Permission to Tell the Truth

Making Tough Decisions Easier
An open and honest blog about TBI from Nicole Bingaman

My name is Nicole Bingaman. I became a student in the classroom of traumatic brain injury over five years ago. Since that time I have learned that love does win, but that love is also made up of incredibly tough moments.

Here, in this blog, I share the struggles I’ve faced, lessons I’ve gathered along this journey, and the ordinary and extraordinary moments that make up our days. I desire to offer a realistic perspective of hope with truthful acknowledgment of the brokenness that brain injury involves. I’ve learned that ignoring the painful emotions involved doesn’t make them disappear. It simply causes more pain. It took me a long time to acknowledge the depth of my own grief.
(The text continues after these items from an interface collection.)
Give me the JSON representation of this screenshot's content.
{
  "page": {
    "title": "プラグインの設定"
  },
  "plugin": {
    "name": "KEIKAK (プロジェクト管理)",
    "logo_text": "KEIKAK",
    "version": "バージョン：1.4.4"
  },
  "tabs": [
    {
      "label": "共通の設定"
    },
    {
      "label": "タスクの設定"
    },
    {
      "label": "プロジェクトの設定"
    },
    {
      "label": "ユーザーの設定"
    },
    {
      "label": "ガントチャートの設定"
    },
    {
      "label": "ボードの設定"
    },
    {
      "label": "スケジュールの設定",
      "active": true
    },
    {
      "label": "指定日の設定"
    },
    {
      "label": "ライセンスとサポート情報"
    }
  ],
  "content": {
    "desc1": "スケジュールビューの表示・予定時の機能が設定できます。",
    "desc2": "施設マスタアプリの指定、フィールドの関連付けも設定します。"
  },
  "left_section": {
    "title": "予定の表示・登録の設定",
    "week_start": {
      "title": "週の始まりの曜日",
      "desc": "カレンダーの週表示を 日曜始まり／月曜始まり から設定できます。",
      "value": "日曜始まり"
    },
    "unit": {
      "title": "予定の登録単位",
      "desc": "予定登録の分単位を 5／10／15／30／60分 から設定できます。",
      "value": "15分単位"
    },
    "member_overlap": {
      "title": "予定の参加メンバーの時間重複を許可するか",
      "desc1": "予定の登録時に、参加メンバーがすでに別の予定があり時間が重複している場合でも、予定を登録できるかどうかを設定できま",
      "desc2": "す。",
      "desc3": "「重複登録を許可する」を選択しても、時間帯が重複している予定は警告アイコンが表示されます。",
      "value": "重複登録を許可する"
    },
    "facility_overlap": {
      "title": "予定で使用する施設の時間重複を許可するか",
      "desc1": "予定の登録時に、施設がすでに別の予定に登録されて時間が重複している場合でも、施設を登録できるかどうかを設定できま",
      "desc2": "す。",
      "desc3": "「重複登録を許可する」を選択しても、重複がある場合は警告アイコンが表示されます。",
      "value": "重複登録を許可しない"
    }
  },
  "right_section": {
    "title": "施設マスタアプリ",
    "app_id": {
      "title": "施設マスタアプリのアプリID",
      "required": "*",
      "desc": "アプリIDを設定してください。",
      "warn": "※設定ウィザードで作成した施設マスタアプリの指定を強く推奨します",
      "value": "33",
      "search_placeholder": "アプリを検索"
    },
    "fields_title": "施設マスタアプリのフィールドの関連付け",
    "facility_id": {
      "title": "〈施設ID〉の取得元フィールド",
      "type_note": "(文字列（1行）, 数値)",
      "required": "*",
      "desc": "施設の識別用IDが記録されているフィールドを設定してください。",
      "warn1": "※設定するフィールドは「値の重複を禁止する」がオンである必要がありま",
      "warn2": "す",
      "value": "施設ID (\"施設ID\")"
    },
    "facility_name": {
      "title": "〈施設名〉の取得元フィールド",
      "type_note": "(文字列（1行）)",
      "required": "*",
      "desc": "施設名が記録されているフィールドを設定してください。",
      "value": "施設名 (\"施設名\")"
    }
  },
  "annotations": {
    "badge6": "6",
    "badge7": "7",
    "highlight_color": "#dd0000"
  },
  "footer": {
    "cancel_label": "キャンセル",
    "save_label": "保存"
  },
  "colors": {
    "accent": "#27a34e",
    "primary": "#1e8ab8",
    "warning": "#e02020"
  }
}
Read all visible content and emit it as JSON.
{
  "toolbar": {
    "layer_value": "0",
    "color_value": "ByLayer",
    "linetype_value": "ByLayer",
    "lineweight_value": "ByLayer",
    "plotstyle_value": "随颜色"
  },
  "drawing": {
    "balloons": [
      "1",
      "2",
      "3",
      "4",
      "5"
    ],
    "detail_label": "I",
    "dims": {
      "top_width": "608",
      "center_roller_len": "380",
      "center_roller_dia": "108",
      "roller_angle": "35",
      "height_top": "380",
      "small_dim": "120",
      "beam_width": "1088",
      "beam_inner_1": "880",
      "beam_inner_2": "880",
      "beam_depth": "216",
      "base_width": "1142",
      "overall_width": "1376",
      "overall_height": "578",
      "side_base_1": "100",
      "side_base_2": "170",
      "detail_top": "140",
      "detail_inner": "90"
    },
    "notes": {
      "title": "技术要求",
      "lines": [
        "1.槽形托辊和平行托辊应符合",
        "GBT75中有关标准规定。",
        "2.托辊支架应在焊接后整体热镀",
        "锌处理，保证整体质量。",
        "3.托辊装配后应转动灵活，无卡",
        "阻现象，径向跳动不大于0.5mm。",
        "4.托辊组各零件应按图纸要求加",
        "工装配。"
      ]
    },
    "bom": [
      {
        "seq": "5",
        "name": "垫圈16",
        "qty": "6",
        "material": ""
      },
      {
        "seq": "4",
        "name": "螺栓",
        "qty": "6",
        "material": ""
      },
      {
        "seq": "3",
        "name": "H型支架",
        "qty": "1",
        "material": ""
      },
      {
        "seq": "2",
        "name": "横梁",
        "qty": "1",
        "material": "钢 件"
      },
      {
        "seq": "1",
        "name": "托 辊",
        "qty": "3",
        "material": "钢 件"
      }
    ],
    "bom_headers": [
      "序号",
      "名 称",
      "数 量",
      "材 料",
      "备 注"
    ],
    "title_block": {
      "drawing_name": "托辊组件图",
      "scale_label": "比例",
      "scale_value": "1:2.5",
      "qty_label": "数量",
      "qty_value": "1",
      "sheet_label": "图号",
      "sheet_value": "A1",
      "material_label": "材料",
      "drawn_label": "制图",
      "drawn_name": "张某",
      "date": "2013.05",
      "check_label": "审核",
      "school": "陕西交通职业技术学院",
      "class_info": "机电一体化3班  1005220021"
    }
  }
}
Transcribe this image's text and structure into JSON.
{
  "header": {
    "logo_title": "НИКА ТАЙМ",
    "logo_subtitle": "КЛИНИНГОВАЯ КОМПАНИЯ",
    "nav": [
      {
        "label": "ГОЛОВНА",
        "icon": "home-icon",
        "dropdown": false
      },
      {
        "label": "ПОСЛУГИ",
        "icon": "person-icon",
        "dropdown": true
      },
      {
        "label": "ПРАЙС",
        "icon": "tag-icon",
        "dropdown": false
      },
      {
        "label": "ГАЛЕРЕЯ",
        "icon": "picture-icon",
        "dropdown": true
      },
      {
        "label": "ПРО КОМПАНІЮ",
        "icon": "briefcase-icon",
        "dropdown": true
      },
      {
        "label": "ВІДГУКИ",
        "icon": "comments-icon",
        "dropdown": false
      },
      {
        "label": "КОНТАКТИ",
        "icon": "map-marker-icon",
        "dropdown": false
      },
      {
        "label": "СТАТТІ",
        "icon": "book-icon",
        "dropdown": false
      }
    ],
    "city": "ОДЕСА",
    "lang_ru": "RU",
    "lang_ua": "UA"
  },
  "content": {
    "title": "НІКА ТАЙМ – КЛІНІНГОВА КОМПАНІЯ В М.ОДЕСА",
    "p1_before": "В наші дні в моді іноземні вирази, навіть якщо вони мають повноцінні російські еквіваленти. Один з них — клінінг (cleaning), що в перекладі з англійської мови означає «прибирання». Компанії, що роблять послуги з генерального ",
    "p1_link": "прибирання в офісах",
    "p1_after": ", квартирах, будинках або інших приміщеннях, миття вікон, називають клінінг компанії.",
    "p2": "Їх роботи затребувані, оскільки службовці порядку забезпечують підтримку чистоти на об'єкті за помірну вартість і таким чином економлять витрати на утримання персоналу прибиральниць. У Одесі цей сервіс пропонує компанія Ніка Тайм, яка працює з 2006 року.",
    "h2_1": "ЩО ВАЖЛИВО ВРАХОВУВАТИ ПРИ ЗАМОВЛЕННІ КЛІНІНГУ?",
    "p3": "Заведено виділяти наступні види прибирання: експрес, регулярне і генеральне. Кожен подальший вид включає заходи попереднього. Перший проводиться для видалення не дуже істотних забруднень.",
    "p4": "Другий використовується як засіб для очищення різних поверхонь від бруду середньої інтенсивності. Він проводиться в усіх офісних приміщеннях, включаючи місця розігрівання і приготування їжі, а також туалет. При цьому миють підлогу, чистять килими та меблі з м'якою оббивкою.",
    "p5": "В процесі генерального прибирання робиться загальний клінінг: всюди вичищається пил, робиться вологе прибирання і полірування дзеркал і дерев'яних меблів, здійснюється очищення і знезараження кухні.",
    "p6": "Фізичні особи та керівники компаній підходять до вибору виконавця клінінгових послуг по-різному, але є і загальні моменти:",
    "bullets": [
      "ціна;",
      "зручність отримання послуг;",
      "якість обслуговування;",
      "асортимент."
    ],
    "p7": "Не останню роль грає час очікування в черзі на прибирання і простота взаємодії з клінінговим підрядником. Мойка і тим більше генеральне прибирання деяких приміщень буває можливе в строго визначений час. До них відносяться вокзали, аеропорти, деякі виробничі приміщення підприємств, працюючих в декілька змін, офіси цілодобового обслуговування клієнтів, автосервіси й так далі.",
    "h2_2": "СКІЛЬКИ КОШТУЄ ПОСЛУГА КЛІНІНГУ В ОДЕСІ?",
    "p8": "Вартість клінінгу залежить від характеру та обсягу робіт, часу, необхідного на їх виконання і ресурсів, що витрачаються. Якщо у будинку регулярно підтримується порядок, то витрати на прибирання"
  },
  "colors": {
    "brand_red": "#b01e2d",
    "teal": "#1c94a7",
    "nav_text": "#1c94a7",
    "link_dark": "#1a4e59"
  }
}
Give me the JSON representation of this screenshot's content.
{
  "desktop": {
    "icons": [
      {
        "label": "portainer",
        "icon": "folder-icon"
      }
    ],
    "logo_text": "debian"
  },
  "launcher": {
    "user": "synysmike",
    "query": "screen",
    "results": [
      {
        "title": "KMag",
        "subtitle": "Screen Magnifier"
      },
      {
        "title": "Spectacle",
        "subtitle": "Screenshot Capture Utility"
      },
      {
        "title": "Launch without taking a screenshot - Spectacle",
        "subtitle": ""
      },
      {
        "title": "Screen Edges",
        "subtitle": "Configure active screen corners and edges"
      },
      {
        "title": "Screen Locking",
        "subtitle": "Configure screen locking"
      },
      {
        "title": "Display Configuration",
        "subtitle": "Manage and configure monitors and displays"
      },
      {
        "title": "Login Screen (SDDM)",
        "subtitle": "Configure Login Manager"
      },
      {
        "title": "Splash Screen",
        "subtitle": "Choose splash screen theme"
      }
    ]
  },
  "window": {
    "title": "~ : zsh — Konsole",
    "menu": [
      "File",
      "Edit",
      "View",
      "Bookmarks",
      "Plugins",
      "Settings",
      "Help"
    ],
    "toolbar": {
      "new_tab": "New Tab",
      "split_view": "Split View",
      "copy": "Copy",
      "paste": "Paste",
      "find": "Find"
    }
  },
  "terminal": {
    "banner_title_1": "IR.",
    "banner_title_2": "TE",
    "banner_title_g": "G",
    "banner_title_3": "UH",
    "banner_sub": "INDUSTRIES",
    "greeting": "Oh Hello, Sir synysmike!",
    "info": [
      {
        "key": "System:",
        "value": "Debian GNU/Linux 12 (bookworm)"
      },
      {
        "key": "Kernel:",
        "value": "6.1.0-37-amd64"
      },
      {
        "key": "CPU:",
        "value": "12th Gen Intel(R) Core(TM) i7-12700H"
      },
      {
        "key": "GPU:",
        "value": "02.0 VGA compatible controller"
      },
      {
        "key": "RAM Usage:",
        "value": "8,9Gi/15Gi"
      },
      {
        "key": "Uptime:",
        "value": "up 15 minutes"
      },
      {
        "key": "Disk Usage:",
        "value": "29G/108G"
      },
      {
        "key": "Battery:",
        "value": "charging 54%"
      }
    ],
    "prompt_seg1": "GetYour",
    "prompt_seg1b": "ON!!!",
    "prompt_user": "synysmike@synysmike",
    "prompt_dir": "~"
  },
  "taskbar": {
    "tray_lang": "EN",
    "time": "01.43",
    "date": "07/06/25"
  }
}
By giving myself permission to tell the truth, I hope that there can be healing for others who are walking this same road. Learn more about Nicole >

The Latest from Nicole

Three Truths

Nicole Bingaman and her son Taylor

My blog is titled Permission to Tell the Truth in an effort of honoring my feelings, not denying them. The actual act of truth telling is challenging. It hurts. Here we’ve established a relationship of trusting support. I’d like your continued permission to be open and real. 

5 Important Qualities of My Son’s TBI Healthcare Team

Nicole Bingaman three-quarter black and white photo

A gentleman asked me, “Looking back at the beginning of your journey, what could have been done on the healthcare team's end to help you?” Taking a deep breath, I realized the question was an open door. I wasn’t sure I felt fully prepared to walk through it. I’ve pondered this question since then and want to share five qualities of healthcare providers that left an impression on me.  


Nicole Bingaman and her son Taylor

Finding acceptance after a brain injury isn't easy. "For a long while, I bucked against our reality. I found myself caught between what I had once known and an uncertain future. The in-between caused marked turmoil. As much as I didn’t want to accept Taylor’s brain injury as part of our lives, it is. As much as I wish it didn’t affect Taylor and our family … it does." 

No Greater Love

No Greater Love

Over the last few months, a group of people has weighed heavily on my heart. I’ve been thinking about them, and I’ve wanted to express my concern and compassion for them. They are the siblings of brain injury survivors. What happens when your brother or sister suffers with a brain trauma?

The Missing

The Missing

Life inside the bubble of brain injury is a roller coaster. In our bubble, the daytime is generally good. Nighttime brings the opposite. Each evening, Taylor's post-injury thought process evolves into a profound sense of sadness, frustration, and defeat. It is hell to witness.

Plain Vanilla

Nicole Bingaman Plain Vanilla

In August, we were presented with both high and low points. Our son, Taylor, was able to attempt to return back to work two days a week. Within fifteen days of returning to work, Taylor lost his brain injury service waiver. We had to hope nothing happened. And then…it did.

The Balloon

The Balloon  By Nicole Bingaman

Being a survivor takes dedication. From my vantage point, you have to be many things. The first, and perhaps most obvious is that survivorship requires strength. Strength is required no matter what stage of recovery or healing the survivor is in.

The Hike

The Hike: Caregiving & Brain Injury
My life as the caregiver and mother of a brain injury survivor is similar to being on a challenging hike. You gather the proper gear and feel adequately prepared. You begin the hike with an overcomer’s attitude, looking forward to moving through the miles...